• Work item
Pull out the lines from the one containing "Enumerate this screenshot's" through the final line of the listing below and repeat them exactly. Leave the pictures behind.
--- --- ---
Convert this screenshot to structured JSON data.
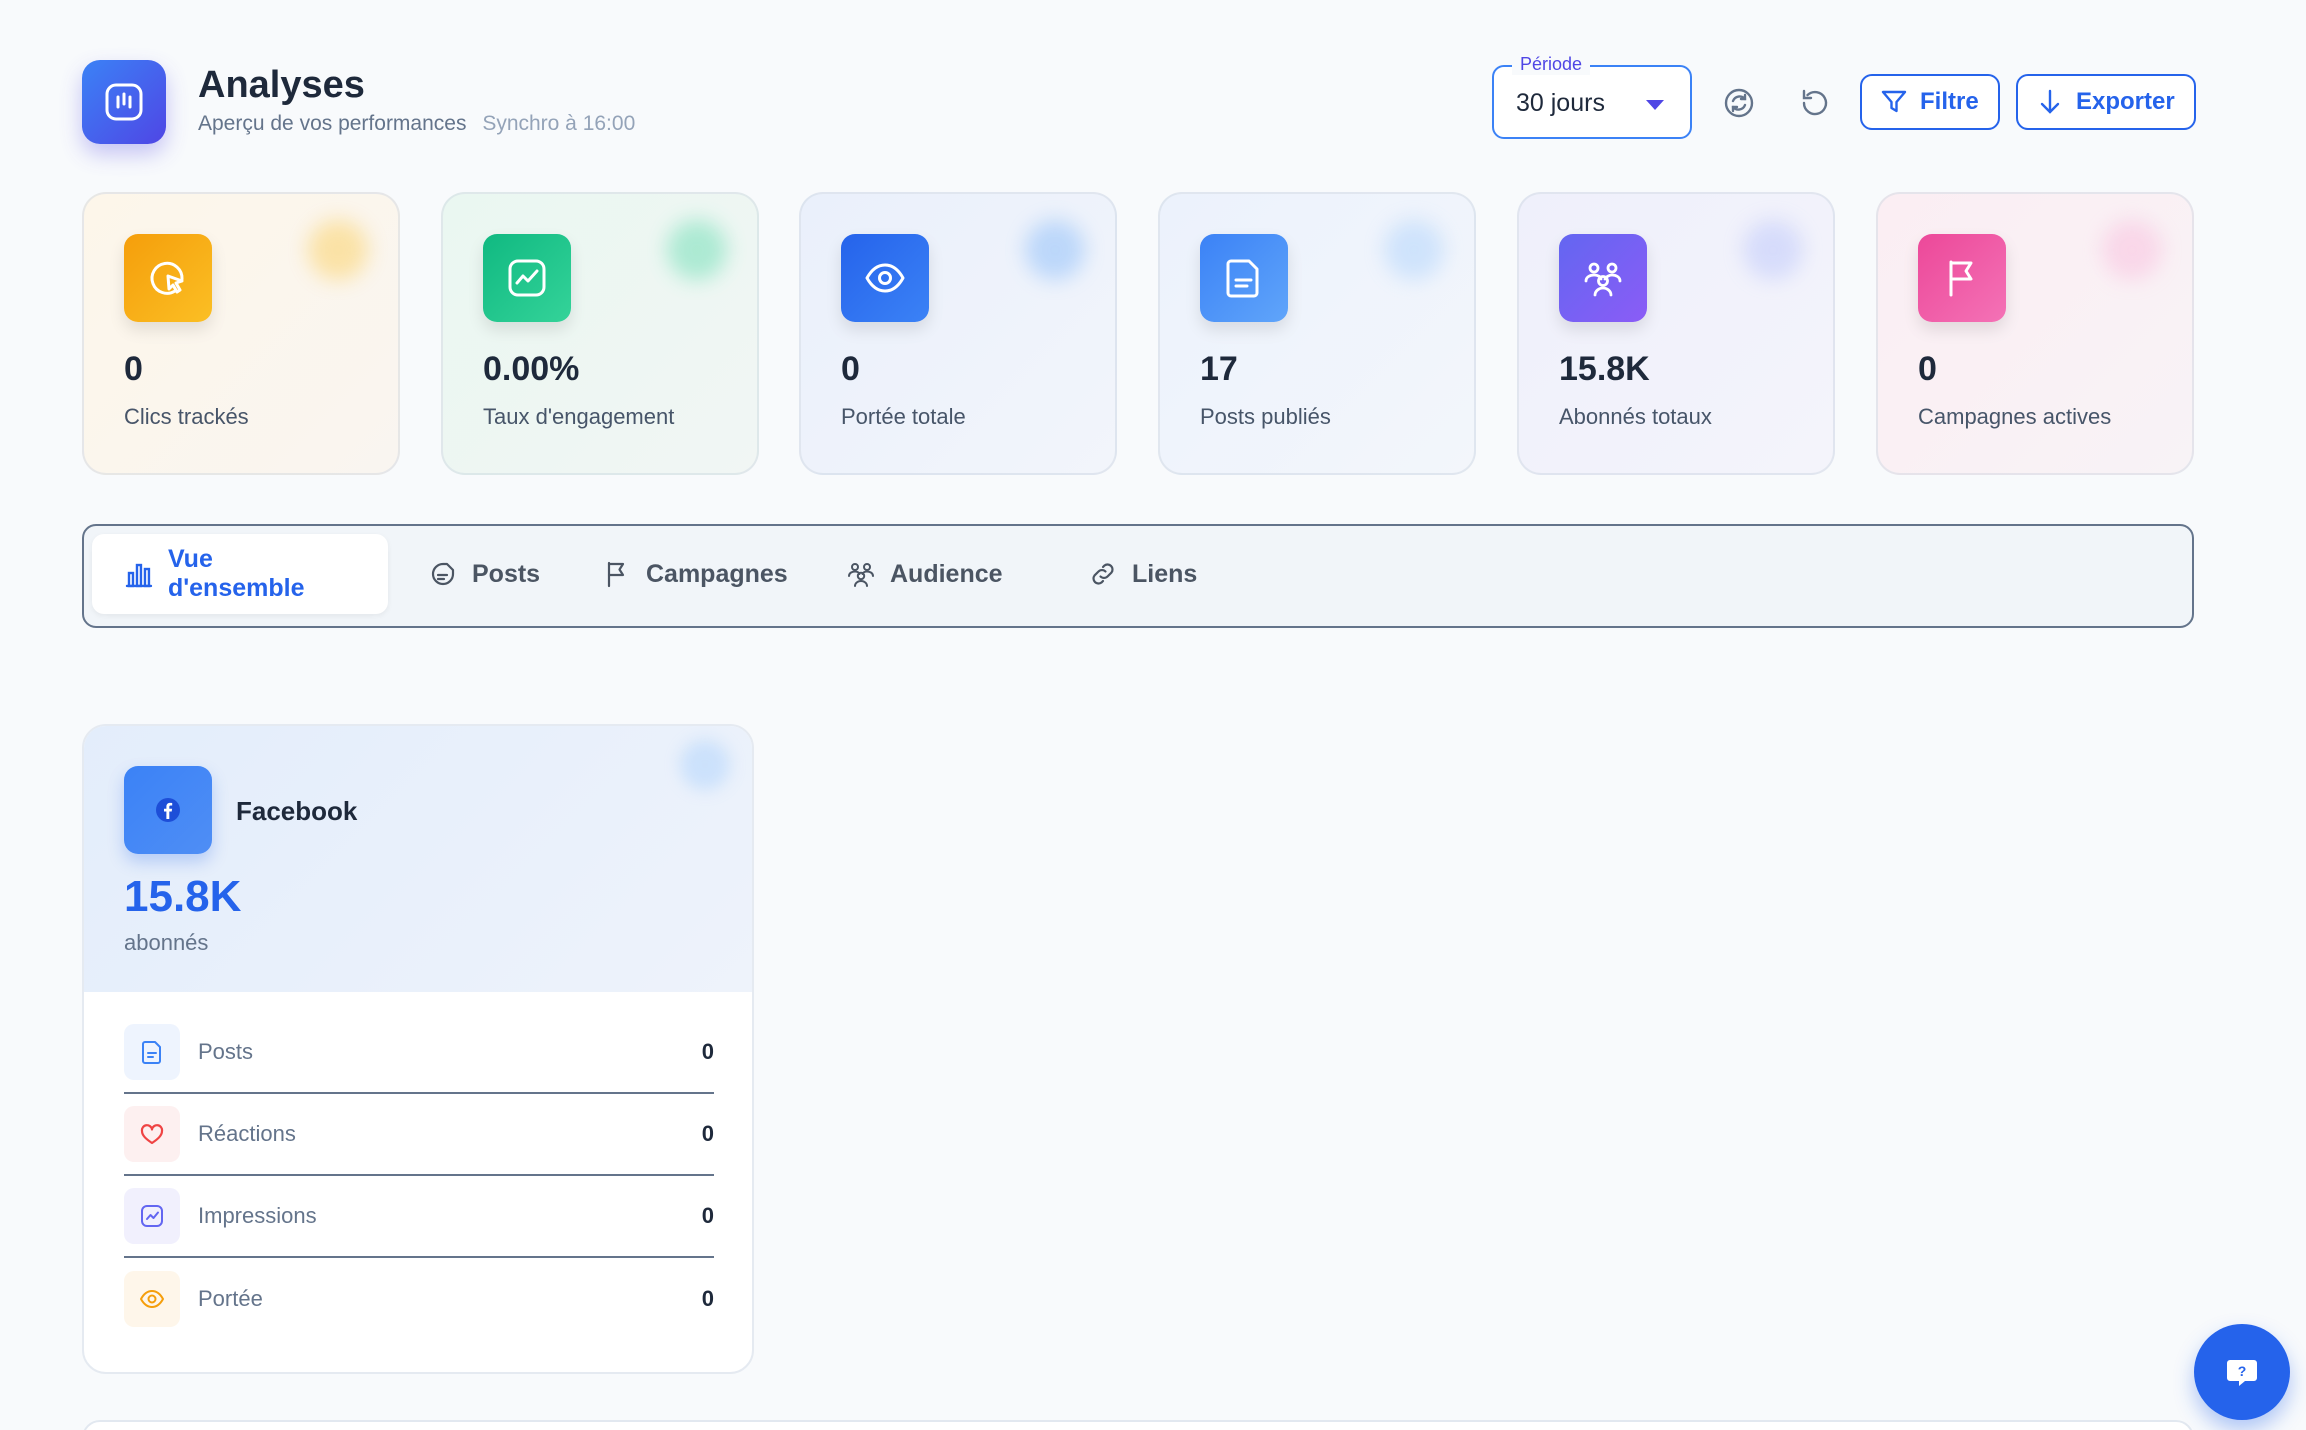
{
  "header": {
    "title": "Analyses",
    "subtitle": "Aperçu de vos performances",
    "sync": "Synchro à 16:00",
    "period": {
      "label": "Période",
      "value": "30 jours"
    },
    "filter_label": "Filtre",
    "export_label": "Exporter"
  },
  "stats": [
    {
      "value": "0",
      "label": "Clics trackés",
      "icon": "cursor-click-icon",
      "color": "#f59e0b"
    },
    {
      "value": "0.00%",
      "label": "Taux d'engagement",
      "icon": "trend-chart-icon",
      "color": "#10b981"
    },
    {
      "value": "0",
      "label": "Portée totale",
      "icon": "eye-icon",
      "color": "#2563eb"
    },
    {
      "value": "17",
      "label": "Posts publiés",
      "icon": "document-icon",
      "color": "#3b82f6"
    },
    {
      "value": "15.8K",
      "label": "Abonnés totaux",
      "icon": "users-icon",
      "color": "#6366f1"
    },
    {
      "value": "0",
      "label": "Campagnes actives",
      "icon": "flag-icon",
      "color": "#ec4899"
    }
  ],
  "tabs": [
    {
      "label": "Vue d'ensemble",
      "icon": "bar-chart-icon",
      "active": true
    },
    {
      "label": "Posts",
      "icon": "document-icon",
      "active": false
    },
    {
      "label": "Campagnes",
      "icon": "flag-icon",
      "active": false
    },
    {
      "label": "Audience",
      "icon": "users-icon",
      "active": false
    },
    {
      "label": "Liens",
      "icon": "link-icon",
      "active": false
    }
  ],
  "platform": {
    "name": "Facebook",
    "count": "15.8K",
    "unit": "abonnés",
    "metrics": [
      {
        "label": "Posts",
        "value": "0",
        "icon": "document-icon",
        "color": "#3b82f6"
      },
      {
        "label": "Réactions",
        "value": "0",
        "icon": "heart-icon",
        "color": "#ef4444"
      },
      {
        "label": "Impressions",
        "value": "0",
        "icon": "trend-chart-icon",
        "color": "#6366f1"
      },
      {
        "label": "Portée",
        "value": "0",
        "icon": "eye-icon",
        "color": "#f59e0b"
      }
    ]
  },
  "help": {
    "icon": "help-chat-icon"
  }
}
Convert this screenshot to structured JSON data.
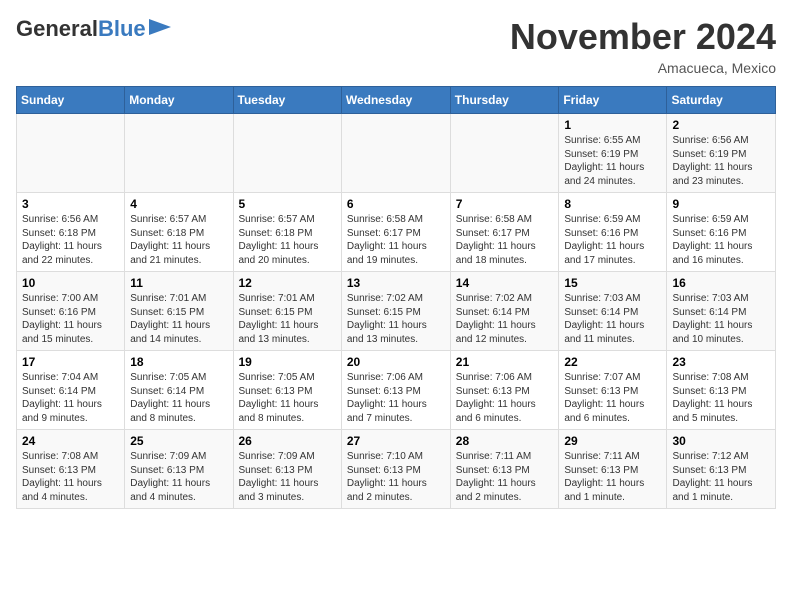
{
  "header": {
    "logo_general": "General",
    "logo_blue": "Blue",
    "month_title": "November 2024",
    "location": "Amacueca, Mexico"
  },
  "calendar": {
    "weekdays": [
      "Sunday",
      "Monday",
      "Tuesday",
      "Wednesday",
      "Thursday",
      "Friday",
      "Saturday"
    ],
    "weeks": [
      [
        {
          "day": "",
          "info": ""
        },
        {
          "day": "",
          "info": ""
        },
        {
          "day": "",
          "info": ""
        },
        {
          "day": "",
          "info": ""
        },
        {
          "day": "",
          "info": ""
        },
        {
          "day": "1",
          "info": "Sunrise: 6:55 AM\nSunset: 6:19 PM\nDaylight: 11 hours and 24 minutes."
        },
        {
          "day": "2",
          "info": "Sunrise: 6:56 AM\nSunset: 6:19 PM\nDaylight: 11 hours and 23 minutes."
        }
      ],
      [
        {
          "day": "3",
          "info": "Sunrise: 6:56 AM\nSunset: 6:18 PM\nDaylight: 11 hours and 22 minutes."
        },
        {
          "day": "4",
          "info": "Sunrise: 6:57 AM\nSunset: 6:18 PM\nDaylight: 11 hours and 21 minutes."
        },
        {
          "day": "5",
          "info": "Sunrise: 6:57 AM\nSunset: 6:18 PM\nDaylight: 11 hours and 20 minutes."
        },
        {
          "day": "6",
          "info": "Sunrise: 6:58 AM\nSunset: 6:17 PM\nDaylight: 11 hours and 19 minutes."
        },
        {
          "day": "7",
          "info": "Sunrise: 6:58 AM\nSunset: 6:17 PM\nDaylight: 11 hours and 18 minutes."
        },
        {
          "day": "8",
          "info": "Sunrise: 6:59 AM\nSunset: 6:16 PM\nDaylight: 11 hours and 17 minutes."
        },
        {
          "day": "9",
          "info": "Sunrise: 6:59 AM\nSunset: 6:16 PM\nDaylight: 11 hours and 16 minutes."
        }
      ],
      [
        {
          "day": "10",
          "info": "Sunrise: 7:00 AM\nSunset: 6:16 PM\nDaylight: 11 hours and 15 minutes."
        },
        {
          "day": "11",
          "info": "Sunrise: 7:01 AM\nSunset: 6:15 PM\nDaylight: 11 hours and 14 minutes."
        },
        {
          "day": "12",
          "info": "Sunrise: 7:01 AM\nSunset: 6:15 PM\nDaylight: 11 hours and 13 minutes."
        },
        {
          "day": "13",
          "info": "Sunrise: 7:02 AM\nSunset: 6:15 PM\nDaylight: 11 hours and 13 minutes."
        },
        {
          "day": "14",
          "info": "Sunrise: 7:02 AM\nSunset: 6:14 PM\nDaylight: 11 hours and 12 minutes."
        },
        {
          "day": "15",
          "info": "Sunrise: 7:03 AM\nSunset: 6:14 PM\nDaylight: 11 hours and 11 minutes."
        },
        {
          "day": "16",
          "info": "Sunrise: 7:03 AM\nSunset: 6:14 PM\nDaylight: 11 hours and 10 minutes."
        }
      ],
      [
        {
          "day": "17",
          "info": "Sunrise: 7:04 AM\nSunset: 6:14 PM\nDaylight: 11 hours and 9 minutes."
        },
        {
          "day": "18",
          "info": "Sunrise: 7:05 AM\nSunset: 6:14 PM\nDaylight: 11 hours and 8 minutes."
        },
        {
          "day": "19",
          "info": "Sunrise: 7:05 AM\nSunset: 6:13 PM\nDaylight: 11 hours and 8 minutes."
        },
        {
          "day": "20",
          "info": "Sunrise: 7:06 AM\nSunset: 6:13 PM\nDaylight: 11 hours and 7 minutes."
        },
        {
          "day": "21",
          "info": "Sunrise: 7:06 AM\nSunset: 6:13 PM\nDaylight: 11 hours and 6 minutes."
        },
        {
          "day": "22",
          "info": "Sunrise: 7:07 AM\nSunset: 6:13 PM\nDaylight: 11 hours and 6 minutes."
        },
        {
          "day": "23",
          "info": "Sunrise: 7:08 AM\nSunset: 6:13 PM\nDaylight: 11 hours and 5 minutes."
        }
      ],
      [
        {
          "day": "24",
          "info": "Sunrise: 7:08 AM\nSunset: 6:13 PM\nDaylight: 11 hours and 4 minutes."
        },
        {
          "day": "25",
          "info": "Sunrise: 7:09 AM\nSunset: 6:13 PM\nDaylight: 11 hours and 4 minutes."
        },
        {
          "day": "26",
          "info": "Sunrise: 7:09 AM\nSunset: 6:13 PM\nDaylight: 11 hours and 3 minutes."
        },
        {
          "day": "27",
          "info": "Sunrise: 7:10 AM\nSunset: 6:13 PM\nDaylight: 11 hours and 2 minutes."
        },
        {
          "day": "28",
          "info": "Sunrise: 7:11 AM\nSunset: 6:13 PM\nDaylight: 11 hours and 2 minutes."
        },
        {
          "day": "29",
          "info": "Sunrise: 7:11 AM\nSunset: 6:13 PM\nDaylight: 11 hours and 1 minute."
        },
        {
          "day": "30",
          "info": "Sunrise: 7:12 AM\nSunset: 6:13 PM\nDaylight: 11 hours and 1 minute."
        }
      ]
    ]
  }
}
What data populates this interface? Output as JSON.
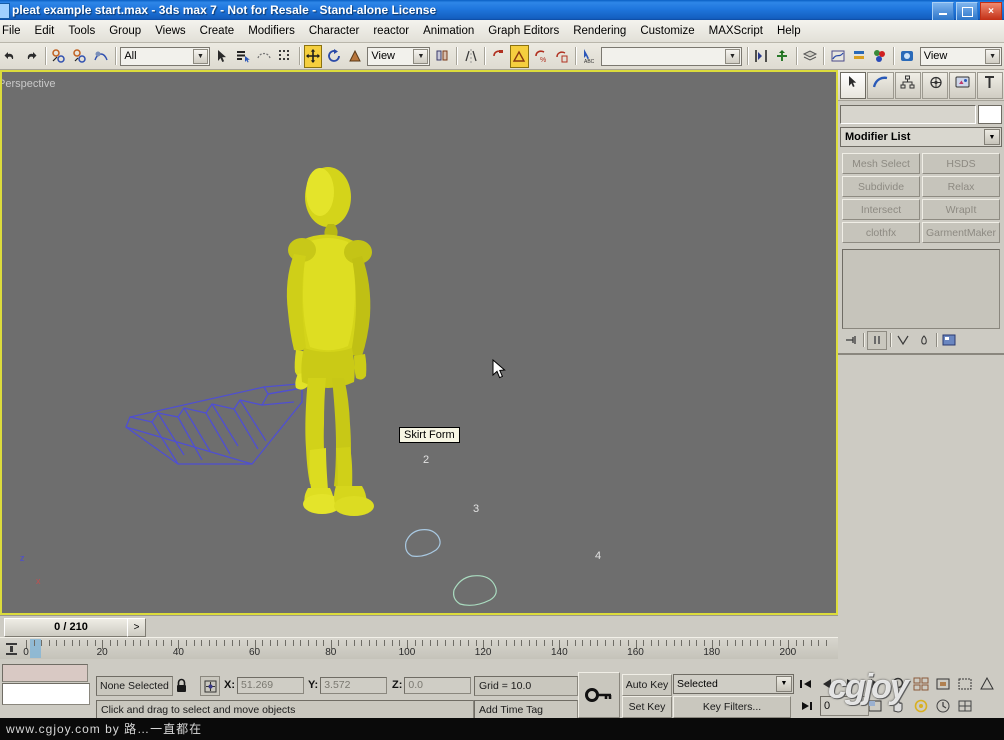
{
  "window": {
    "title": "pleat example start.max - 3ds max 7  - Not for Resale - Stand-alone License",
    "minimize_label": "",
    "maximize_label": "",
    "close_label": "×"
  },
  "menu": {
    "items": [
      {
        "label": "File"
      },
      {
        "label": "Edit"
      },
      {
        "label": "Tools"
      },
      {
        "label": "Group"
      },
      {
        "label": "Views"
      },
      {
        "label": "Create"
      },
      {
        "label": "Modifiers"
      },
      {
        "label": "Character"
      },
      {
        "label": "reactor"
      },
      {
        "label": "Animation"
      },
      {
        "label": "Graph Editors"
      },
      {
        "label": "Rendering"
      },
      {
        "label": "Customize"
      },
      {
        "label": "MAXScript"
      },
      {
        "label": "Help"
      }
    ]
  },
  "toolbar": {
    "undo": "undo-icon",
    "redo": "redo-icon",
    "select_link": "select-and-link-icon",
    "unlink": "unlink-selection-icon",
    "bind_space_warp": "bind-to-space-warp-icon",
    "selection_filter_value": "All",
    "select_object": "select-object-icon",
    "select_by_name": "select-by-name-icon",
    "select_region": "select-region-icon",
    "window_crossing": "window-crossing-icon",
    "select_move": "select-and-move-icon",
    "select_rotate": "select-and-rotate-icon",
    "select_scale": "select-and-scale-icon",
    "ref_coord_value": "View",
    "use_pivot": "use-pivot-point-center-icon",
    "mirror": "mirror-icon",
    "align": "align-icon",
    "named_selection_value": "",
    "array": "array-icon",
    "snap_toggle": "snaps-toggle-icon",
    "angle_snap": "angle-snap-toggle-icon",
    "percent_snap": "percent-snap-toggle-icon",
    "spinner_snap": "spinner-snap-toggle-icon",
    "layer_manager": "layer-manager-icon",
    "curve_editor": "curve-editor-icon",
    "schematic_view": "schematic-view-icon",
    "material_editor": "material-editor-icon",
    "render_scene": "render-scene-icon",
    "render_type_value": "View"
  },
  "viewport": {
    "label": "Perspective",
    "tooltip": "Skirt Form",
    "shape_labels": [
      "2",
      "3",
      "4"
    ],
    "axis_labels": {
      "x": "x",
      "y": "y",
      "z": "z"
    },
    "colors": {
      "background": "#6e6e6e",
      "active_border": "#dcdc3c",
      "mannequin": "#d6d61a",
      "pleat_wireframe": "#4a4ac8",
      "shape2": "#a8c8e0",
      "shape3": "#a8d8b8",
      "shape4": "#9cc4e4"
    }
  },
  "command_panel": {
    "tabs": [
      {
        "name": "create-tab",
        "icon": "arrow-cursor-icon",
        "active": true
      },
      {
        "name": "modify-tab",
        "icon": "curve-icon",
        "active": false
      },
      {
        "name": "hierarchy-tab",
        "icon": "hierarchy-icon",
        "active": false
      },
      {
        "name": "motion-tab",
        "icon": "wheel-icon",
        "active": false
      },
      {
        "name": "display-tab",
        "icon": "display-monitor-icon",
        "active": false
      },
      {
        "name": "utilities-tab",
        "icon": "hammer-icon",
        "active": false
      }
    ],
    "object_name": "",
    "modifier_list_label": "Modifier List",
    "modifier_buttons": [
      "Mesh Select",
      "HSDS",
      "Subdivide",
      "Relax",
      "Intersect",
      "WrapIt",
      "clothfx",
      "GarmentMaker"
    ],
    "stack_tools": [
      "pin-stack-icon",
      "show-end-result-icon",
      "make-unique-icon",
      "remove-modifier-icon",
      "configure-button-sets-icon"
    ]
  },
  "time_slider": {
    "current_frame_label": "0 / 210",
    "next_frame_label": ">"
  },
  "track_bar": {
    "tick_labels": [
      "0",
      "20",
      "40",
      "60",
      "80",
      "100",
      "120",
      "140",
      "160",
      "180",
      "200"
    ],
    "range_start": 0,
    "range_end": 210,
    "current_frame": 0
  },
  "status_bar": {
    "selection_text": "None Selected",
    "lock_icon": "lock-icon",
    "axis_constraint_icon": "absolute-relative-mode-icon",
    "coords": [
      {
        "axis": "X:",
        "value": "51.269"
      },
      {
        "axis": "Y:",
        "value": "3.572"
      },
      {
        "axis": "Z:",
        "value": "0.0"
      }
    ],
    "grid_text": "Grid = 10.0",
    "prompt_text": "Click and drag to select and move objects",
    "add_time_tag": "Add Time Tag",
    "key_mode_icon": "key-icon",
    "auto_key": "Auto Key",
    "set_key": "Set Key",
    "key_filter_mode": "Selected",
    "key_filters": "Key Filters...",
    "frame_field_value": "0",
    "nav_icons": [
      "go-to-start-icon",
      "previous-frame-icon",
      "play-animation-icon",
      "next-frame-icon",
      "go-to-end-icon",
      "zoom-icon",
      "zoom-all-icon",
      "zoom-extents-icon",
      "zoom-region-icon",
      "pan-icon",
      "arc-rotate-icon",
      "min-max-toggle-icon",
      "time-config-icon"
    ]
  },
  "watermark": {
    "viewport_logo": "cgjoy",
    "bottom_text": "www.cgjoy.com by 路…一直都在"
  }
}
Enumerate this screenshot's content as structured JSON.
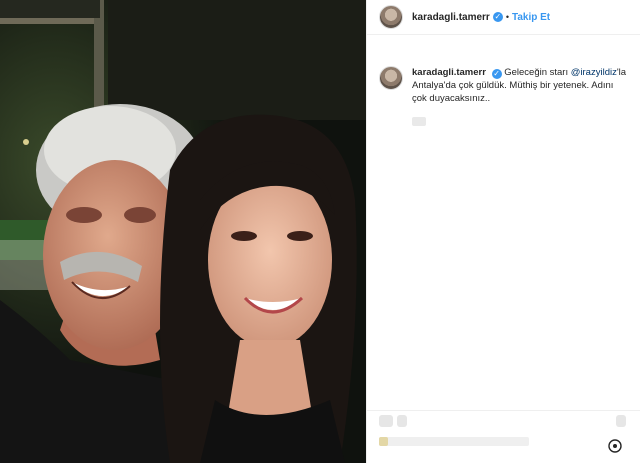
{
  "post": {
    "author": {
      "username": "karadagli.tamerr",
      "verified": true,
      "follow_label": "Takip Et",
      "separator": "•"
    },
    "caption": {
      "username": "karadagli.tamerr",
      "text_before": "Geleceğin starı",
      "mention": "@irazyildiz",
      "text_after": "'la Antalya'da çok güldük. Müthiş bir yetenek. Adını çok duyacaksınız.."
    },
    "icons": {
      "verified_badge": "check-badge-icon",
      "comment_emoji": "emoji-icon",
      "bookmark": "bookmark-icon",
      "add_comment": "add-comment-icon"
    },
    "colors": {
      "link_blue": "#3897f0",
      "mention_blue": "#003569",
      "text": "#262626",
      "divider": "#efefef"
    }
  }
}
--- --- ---
• Worked solution
Enumerate this screenshot's content as structured JSON.
{
  "post": {
    "author": {
      "username": "karadagli.tamerr",
      "verified": true,
      "follow_label": "Takip Et",
      "separator": "•"
    },
    "caption": {
      "username": "karadagli.tamerr",
      "text_before": "Geleceğin starı",
      "mention": "@irazyildiz",
      "text_after": "'la Antalya'da çok güldük. Müthiş bir yetenek. Adını çok duyacaksınız.."
    },
    "icons": {
      "verified_badge": "check-badge-icon",
      "comment_emoji": "emoji-icon",
      "bookmark": "bookmark-icon",
      "add_comment": "add-comment-icon"
    },
    "colors": {
      "link_blue": "#3897f0",
      "mention_blue": "#003569",
      "text": "#262626",
      "divider": "#efefef"
    }
  }
}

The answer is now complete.